Antibiotics: Handle Them With Care

Antibiotics really are wonder drugs--they have saved countless children's lives over the past century. But many of these medicines are now losing their punch, as disease-causing bacteria learn to resist them. Can parents help stop this insidious process? As it turns out, we can. The surest way to preserve the power of antibiotics is simply to avoid overusing them.

Since antibiotics work only against bacteria, never against viruses, they have no effect on colds, flu, bronchitis and most sore throats. Even kids with deep coughs or green nasal discharge usually have viral infections. These kids don't need antibiotics. They need what moms gave them before antibiotics existed: rest, fluids and time. Antibiotics should enter the picture only when a doctor is reasonably sure that the child has a bacterial infection. Used right, they can speed recovery and prevent complications.

Does your child need an antibiotic? It's not always obvious at first. Some infections, such as strep throat or bacterial pneumonia, should always be treated immediately. In other cases, it may be better to wait a few days rather than treat a virus unnecessarily. Doctors can't always tell whether an ear infection (acute otitis media) is caused by bacteria or a virus, or whether it will get better on its own. In several European countries, many ear infections are treated with pain medicine alone for two or three days, to see if they resolve. Some U.S. physicians are beginning to consider this "watchful waiting" approach, and a just-published study suggests that some parents are willing to go along, using only pain medications initially.

Once the doctor is confident that an infection warrants antibiotic therapy, the challenge is to choose the right medication--the one that is most likely to clear up the infection and least likely to promote antibiotic resistance. Success may require some trial and error. If one antibiotic doesn't control the infection after several days, the doctor may then choose another one. Once your child embarks on a course of antibiotic therapy, be sure to see it through, even if the symptoms subside quickly. Incomplete treatment may cost your child a second round of illness that is much harder to manage.

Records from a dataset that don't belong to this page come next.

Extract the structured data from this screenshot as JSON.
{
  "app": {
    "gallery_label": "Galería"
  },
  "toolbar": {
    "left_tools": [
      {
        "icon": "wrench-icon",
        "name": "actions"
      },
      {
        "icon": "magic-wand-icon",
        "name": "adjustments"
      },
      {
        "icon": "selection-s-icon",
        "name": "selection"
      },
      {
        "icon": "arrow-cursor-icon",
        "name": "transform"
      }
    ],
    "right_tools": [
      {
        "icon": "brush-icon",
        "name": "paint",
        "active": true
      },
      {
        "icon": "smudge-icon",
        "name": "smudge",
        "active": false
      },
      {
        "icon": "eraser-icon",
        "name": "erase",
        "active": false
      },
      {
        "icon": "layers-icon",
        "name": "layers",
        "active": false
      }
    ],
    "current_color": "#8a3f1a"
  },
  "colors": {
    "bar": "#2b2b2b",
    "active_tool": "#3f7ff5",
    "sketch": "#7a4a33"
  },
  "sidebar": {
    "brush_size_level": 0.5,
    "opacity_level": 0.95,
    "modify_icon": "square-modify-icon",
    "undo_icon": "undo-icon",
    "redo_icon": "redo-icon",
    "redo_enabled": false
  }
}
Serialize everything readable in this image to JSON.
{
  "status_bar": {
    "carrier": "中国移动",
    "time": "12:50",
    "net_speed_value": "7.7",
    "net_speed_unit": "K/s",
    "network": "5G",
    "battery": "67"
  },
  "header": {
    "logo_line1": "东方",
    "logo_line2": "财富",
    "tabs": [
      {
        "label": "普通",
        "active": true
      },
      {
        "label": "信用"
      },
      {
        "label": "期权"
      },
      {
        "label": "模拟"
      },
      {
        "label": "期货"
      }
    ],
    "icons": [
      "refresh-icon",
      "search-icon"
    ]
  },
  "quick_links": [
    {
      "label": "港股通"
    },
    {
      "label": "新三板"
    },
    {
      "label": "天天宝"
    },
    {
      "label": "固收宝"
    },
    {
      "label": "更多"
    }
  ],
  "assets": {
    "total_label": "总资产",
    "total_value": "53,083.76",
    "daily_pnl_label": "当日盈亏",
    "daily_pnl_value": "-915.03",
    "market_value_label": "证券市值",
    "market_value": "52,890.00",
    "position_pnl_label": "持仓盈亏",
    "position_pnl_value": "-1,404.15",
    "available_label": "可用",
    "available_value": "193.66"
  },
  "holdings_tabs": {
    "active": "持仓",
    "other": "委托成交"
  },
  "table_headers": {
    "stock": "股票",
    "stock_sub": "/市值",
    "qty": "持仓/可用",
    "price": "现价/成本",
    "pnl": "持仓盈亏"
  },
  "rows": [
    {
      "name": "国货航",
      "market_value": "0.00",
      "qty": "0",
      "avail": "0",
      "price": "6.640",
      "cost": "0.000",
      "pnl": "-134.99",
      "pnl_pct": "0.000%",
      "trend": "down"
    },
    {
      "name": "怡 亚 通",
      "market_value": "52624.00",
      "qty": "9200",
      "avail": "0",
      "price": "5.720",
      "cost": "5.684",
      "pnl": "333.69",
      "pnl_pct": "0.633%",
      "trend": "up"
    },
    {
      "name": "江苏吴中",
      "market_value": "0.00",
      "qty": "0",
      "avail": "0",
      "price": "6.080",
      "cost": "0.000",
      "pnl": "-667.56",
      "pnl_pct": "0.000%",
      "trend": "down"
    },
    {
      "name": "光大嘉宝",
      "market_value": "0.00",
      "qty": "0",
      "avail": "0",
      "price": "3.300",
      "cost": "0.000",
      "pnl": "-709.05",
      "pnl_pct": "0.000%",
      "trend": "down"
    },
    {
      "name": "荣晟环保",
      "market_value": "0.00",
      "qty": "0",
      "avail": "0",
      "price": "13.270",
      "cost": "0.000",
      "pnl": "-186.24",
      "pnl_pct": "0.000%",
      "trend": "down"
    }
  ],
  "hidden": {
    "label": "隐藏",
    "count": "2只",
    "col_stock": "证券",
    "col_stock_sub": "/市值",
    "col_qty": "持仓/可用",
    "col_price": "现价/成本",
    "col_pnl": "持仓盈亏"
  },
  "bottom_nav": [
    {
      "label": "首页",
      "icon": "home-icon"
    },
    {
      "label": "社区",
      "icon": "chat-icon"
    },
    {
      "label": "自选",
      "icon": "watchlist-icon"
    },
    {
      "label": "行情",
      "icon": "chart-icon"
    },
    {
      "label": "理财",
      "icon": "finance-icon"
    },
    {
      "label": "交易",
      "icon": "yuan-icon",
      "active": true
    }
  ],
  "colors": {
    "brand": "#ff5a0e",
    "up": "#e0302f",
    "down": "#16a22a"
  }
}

It's always tempting to seek a quick fix for colds and earaches, but there are better ways to keep your kids safe. Immunizations can prevent many infections, both viral and bacterial. And when someone is sick in your home, you can often protect the rest of the family by minimizing close contact and washing your hands often. Alcohol-based hand gels can be helpful when soap and water aren't available. These preventive measures--cheap, safe and easy--are the best medicine of all.

Finally, there is good news about the use of antibiotics in children. After decades of increase, new studies are showing that the rate of antibiotic use for children has now started to decline. New prescriptions fell by roughly 25 percent between 1995 and 2000. Parents and physicians alike may be getting the message that using these medicines carefully is in everyone's best interest.